§ TASK
For each line in the records that contains "glyph", make a copy.
════════
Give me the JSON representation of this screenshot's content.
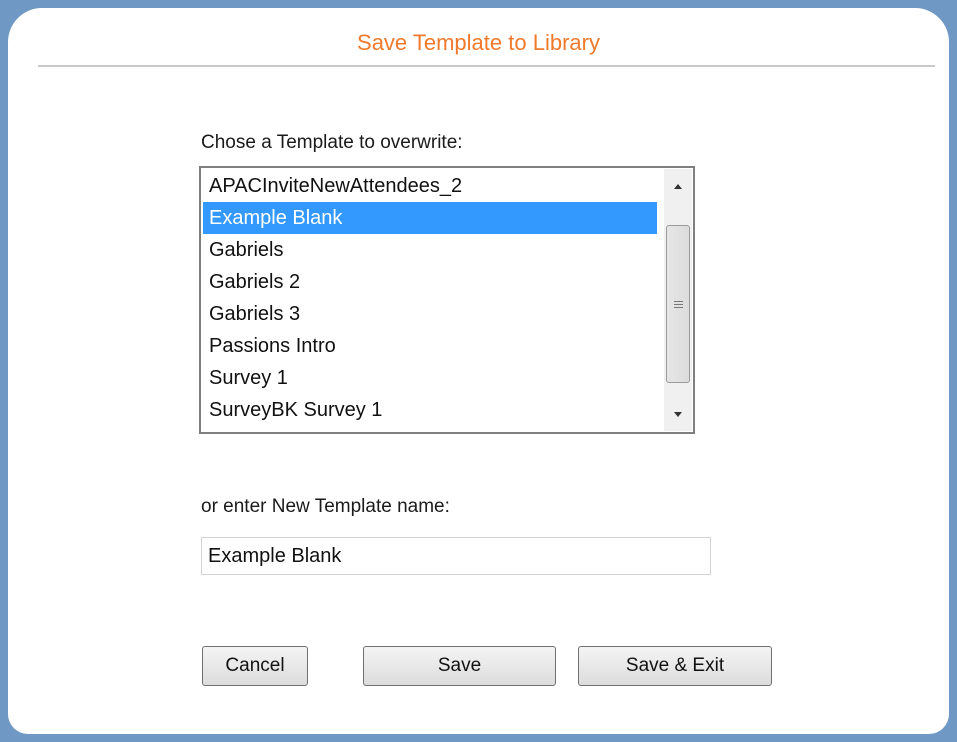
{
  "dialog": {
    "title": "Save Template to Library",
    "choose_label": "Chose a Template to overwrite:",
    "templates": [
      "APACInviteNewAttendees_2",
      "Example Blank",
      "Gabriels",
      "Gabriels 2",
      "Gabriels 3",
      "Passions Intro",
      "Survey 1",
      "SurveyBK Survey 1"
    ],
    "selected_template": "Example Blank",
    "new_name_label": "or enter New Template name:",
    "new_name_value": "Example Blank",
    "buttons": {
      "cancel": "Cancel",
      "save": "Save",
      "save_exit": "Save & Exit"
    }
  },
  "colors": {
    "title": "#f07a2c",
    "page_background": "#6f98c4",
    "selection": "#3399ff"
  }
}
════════
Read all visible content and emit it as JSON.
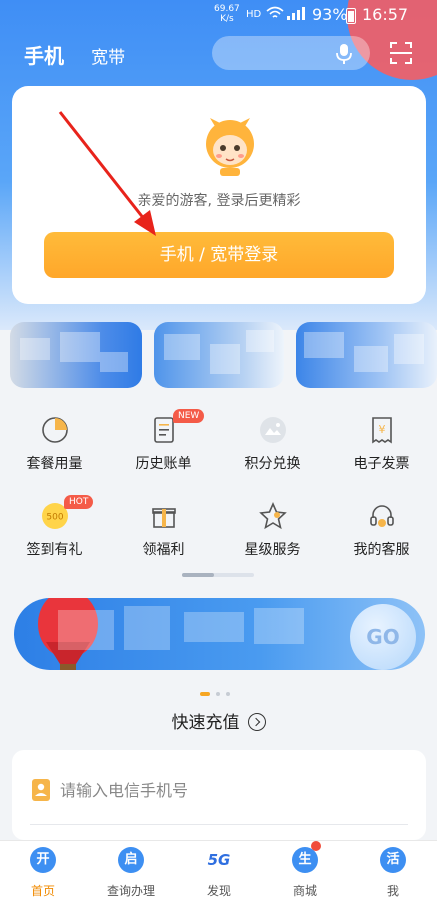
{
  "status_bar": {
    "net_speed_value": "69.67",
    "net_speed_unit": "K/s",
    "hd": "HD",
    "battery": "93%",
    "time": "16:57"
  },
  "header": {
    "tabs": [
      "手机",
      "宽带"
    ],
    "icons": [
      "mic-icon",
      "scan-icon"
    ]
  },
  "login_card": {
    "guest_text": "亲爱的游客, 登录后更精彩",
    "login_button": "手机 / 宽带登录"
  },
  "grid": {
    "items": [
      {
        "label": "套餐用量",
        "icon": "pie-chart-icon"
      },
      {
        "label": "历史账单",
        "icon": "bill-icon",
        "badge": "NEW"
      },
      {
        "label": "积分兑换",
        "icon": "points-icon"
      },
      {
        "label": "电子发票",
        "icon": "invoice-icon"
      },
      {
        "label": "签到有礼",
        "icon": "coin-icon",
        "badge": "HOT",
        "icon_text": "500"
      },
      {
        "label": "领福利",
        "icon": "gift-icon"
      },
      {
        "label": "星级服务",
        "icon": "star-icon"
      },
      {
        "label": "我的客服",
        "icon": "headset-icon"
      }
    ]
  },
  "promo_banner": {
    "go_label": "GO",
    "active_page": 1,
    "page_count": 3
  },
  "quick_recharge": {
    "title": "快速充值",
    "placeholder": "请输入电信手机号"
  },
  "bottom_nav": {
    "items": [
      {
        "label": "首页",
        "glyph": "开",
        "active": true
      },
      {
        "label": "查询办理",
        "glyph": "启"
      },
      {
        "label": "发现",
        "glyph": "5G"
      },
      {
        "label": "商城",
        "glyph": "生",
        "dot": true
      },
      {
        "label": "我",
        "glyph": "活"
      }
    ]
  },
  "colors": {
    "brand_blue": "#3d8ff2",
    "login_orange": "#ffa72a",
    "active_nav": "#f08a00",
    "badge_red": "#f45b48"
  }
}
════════
§ RESPONSE AREA
        "glyph": "开",
        "glyph": "启"
        "glyph": "5G"
        "glyph": "生",
        "glyph": "活"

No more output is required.